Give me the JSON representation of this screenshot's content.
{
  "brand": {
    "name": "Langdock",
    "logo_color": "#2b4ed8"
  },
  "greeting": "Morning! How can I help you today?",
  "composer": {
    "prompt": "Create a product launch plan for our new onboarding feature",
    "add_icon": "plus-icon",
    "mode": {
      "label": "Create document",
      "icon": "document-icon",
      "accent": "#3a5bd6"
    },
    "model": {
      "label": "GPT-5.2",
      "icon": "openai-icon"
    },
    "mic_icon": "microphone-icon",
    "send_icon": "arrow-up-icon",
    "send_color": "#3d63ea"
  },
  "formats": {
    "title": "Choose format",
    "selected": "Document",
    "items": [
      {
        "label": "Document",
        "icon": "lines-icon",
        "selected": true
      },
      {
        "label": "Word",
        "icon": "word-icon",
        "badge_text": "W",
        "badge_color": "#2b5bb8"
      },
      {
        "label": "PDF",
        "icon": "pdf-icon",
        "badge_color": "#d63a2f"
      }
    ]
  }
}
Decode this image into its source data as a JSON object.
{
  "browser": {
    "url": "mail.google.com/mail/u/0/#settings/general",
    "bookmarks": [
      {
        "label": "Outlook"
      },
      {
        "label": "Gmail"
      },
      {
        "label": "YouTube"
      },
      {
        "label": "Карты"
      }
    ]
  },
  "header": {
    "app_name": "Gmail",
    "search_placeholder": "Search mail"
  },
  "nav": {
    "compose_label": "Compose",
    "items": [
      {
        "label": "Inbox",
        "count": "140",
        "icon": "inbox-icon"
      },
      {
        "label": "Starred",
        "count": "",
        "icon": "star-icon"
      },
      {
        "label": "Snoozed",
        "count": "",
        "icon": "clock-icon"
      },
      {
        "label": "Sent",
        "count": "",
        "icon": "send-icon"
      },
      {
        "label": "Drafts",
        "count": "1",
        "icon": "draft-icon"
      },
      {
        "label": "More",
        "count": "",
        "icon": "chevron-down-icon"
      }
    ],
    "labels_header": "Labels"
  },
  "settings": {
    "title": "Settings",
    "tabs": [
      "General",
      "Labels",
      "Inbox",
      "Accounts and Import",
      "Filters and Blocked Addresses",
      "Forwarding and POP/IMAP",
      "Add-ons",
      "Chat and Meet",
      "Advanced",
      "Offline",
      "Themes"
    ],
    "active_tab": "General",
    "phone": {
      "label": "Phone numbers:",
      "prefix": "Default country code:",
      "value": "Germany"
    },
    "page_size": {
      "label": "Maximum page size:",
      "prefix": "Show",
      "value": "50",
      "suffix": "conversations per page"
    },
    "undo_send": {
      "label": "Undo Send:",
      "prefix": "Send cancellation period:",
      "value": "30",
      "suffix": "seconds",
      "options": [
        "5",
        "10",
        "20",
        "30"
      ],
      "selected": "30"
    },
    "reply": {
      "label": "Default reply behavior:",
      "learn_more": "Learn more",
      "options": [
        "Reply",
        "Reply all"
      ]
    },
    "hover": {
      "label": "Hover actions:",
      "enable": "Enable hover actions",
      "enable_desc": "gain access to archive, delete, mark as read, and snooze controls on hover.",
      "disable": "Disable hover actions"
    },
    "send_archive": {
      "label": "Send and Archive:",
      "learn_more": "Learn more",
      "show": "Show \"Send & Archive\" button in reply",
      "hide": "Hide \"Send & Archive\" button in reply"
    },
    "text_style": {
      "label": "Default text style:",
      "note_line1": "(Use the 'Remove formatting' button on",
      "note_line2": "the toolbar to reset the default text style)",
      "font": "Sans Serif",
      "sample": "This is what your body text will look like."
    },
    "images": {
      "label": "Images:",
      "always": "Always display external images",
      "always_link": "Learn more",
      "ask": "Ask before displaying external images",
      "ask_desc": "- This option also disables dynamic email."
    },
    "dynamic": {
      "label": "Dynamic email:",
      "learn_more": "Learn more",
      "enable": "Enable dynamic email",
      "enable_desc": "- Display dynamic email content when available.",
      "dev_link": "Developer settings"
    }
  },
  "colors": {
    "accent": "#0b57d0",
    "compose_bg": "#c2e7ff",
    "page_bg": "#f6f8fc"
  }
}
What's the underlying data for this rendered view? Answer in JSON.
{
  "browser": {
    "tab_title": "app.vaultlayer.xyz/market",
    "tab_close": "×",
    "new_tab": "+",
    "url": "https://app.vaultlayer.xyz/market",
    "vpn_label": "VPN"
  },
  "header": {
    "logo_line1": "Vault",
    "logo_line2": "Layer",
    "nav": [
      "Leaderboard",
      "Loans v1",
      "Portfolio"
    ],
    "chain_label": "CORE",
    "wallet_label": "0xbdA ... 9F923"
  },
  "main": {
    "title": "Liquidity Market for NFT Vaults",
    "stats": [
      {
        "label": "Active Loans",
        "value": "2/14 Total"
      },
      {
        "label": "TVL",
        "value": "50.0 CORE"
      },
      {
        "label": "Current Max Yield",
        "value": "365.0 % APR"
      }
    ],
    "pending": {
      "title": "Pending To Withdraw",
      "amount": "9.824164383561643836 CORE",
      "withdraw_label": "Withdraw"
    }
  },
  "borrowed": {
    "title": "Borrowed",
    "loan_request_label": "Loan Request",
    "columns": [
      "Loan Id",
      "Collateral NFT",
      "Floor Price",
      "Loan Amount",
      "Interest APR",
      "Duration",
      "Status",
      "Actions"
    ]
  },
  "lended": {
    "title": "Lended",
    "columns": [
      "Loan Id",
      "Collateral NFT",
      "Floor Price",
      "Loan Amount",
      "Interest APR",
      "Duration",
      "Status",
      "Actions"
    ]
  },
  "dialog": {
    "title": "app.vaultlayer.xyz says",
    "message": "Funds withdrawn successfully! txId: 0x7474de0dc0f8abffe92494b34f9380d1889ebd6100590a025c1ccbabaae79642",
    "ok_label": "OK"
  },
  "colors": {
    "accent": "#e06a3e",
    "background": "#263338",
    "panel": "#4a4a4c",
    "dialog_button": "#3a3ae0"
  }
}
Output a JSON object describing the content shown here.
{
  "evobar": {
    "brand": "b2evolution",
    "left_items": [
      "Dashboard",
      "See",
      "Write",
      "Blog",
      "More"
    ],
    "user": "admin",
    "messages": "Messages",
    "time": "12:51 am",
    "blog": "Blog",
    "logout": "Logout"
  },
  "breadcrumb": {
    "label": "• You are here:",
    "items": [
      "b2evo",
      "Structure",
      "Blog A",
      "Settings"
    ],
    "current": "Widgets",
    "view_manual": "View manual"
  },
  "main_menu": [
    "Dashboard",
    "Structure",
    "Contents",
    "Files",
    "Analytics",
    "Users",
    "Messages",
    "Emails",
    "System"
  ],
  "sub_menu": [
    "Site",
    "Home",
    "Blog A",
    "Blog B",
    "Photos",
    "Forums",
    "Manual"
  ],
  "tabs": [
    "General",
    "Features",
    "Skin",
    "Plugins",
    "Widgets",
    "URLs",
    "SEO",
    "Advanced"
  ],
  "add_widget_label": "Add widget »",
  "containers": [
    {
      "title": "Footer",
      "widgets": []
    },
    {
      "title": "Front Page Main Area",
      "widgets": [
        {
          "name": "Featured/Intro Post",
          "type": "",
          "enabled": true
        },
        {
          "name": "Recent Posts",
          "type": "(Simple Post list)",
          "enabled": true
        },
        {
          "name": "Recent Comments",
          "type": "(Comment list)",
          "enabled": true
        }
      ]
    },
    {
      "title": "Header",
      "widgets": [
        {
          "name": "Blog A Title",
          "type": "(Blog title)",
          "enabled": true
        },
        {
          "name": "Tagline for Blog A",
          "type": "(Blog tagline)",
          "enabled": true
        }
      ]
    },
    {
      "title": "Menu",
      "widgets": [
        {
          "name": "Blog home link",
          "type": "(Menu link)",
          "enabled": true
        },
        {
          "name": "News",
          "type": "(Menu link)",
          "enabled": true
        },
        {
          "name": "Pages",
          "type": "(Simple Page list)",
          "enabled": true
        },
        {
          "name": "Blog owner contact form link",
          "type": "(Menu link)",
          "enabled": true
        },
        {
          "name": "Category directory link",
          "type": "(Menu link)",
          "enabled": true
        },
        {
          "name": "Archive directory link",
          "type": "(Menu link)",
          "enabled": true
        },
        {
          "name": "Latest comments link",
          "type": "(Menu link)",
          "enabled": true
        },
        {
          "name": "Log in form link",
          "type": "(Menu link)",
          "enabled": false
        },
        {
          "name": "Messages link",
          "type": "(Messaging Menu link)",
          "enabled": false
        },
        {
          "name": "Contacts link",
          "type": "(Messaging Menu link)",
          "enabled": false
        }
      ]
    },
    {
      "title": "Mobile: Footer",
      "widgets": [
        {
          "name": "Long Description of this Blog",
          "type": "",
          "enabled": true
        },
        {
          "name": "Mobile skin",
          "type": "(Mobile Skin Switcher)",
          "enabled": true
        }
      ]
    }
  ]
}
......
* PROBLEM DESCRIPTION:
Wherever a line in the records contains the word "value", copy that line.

* OUTPUT BELOW:
      "value": "Germany"
      "value": "50",
      "value": "30",
        "value": "2/14 Total"
        "value": "50.0 CORE"
        "value": "365.0 % APR"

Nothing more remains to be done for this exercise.